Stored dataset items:
========

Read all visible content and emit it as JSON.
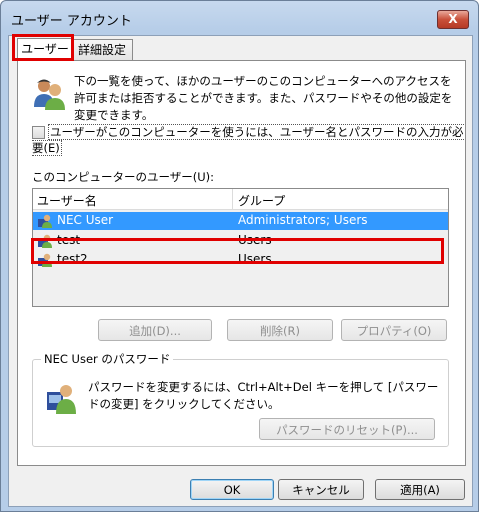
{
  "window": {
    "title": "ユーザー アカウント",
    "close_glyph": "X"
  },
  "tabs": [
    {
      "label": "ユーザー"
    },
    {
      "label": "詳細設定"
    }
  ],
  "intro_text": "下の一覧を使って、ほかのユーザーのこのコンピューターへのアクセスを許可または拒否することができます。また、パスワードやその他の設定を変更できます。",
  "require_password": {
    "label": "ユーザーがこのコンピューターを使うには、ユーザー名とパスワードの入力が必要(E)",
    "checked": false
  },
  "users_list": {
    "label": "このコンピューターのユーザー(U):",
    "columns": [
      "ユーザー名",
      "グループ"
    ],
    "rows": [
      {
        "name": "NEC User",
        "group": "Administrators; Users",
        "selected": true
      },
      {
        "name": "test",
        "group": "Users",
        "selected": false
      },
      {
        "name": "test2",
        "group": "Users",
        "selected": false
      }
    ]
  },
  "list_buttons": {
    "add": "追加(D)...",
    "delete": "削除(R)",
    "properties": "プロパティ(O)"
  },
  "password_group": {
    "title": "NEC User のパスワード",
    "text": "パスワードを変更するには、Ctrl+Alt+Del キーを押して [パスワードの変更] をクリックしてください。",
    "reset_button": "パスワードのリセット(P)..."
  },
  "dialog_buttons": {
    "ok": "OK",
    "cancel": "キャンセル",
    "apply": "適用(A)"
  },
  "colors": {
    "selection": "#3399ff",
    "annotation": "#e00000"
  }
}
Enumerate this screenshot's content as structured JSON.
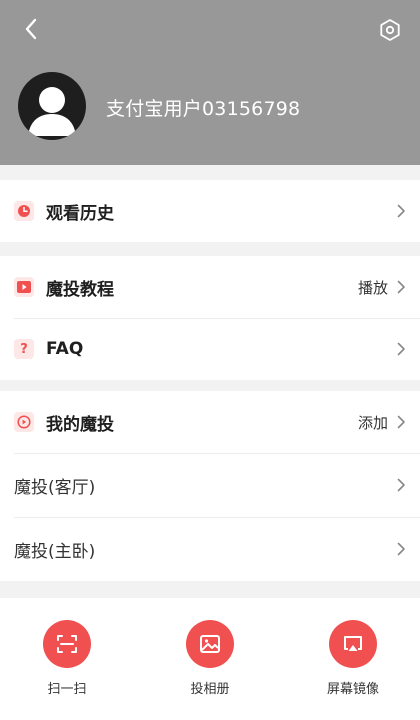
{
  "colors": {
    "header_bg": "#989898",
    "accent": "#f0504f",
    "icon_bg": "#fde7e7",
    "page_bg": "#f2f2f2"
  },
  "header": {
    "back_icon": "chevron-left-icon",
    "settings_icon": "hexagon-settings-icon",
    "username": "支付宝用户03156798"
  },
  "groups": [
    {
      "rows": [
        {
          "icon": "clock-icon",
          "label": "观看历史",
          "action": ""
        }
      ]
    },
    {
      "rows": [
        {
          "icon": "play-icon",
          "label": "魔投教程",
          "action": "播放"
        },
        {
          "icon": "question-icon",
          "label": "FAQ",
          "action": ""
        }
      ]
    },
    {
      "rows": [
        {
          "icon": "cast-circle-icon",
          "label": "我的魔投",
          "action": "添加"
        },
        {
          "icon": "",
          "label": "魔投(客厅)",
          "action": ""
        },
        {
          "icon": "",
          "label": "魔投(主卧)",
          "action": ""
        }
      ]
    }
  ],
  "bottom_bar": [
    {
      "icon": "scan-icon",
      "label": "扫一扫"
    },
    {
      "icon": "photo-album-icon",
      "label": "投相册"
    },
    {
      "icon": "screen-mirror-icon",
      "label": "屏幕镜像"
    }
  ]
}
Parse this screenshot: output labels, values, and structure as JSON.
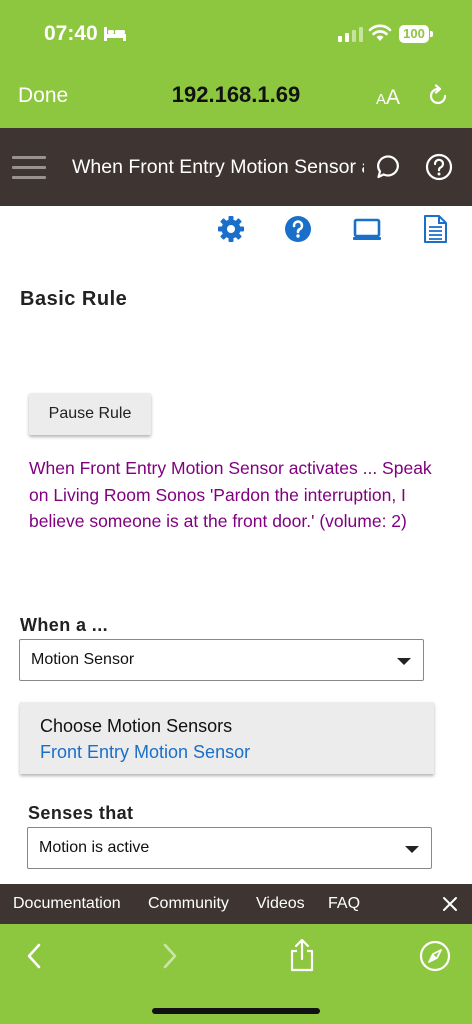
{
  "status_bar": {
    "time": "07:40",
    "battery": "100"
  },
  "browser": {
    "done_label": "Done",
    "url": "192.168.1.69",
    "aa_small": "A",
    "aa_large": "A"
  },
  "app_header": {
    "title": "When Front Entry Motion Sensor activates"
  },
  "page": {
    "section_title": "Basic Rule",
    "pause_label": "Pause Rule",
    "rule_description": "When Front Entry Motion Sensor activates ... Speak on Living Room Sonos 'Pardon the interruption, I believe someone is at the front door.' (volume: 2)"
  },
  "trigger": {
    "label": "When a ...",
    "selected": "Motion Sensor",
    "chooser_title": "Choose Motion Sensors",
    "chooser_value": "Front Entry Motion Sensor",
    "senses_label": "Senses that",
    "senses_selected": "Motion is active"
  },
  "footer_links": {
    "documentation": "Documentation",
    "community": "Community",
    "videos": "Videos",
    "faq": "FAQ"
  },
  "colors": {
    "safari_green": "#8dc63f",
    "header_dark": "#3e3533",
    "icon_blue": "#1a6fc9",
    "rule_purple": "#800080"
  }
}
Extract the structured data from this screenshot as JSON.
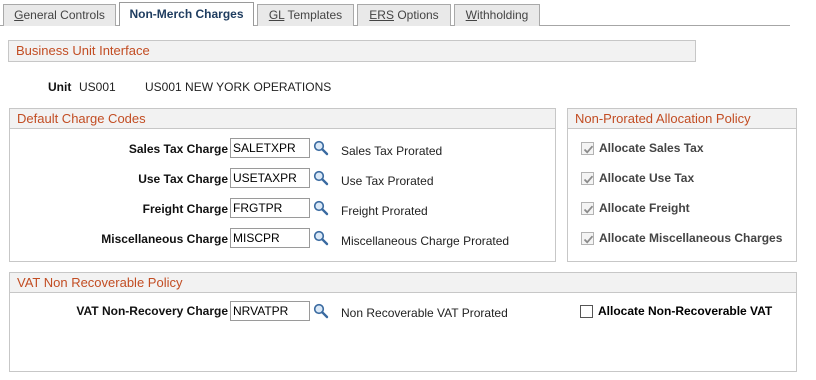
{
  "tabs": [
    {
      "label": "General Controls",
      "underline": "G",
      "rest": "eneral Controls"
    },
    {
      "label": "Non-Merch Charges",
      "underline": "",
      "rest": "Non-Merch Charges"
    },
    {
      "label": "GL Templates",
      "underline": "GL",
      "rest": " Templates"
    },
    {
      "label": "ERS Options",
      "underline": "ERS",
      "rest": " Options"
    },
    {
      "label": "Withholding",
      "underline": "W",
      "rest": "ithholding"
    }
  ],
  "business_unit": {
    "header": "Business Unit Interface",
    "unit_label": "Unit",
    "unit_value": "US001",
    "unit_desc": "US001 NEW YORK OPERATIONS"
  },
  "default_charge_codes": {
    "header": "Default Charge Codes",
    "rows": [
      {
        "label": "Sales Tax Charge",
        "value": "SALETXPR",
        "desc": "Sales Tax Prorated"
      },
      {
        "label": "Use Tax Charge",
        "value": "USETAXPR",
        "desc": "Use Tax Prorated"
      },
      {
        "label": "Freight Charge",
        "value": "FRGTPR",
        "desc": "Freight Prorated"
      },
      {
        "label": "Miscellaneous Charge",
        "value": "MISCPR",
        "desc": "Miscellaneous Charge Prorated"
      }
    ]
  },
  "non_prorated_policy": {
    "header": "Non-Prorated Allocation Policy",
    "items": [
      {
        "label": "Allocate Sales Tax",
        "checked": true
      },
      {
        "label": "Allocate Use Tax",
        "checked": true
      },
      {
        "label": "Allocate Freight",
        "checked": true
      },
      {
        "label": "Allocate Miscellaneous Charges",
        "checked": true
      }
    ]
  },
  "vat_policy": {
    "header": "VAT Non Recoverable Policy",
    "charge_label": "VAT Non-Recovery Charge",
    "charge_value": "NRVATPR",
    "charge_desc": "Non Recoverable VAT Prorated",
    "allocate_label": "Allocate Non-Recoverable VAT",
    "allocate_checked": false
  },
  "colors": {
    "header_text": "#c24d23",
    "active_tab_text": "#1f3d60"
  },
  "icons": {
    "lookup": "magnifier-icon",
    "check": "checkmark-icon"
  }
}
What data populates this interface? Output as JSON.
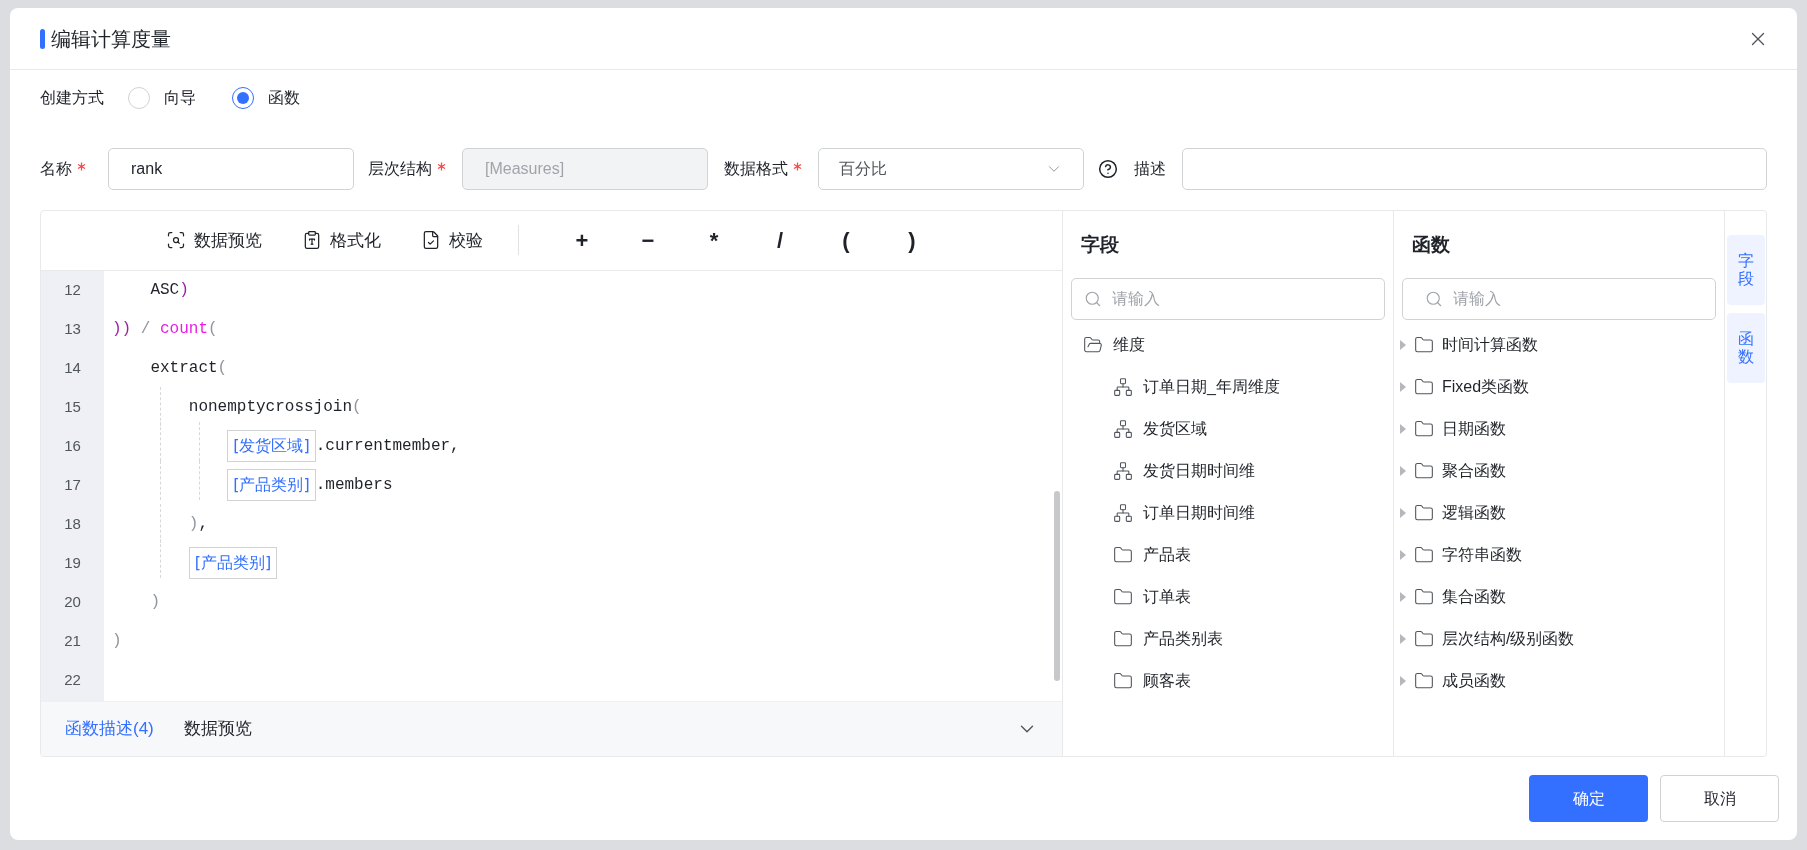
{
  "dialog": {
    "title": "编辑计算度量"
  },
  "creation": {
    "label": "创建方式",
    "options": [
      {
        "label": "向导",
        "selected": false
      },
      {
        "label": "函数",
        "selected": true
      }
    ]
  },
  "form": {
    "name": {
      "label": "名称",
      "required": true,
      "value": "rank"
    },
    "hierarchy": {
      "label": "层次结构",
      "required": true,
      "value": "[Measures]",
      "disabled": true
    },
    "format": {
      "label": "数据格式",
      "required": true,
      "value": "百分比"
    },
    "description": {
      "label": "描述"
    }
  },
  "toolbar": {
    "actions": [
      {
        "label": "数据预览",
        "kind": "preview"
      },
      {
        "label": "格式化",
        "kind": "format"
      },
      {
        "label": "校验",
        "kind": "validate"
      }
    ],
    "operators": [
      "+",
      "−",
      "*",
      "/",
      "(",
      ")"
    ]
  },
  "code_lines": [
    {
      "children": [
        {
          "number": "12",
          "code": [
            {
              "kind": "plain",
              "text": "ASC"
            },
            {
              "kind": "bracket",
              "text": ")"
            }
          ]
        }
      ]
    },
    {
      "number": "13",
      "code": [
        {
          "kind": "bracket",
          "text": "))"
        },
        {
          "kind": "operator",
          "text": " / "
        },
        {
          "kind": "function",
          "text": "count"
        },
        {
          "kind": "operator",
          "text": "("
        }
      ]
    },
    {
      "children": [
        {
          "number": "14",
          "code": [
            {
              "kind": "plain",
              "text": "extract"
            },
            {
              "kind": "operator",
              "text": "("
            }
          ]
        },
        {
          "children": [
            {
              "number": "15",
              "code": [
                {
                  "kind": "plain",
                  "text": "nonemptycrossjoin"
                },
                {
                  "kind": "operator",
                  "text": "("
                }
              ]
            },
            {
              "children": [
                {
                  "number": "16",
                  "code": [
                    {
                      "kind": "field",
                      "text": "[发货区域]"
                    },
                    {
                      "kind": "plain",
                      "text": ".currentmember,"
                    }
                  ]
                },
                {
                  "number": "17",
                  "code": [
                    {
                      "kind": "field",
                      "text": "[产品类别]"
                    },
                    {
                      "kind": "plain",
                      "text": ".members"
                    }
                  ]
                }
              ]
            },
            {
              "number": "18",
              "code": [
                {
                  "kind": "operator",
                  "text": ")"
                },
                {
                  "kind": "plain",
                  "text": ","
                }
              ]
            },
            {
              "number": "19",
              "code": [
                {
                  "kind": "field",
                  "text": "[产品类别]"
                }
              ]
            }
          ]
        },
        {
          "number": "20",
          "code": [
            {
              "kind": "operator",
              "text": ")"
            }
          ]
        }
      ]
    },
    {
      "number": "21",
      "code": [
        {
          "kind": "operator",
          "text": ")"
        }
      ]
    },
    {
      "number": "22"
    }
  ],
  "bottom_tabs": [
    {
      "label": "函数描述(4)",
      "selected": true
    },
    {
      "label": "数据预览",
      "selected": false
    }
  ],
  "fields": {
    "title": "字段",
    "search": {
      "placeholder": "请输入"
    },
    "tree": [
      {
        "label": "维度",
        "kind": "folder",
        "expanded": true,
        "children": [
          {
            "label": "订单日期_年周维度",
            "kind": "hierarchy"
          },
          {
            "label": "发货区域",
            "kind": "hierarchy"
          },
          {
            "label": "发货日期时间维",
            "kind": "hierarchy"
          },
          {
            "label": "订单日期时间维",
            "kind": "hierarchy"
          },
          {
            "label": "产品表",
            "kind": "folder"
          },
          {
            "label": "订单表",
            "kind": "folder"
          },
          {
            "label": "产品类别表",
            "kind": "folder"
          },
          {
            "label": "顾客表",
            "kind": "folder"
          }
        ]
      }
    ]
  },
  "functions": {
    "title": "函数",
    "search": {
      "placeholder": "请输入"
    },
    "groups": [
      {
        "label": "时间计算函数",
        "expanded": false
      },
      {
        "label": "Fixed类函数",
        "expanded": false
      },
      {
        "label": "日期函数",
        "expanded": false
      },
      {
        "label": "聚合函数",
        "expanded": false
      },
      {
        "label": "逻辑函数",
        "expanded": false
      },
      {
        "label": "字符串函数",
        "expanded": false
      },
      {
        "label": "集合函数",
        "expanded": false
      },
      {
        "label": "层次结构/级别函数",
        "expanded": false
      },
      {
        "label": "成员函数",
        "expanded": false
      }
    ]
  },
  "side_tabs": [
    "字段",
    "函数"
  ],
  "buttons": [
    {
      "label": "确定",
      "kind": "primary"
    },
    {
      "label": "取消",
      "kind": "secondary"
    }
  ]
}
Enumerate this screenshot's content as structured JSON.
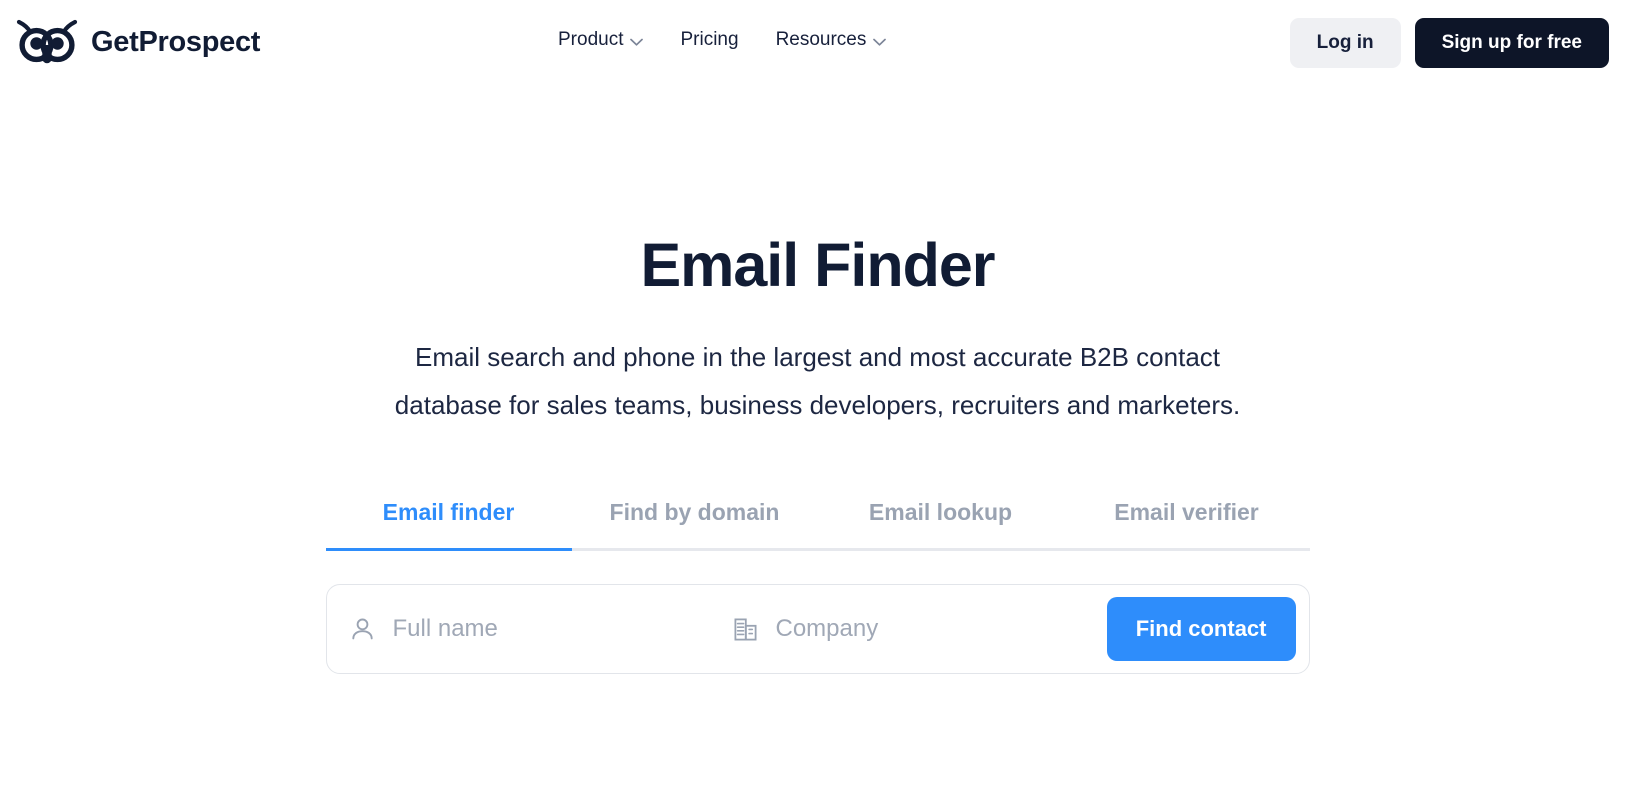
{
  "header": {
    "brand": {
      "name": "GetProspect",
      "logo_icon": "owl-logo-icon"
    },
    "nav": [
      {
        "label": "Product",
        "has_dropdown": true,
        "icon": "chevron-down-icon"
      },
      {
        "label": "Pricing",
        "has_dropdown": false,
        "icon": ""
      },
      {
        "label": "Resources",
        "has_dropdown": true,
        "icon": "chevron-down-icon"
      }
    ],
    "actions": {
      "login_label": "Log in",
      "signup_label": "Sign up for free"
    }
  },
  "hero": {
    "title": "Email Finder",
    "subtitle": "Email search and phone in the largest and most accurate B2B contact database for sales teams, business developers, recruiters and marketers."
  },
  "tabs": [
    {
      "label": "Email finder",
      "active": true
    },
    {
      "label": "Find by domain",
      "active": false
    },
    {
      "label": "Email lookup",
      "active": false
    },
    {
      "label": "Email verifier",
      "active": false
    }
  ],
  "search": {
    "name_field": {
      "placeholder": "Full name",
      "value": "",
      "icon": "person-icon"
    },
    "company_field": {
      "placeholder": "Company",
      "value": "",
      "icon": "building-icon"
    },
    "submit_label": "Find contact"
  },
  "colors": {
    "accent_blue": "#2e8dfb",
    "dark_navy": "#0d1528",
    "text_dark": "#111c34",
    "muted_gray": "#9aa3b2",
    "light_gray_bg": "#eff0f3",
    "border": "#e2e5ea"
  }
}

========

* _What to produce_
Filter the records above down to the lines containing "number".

* _Written response_
          "number": "12",
      "number": "13",
          "number": "14",
              "number": "15",
                  "number": "16",
                  "number": "17",
              "number": "18",
              "number": "19",
          "number": "20",
      "number": "21",
      "number": "22"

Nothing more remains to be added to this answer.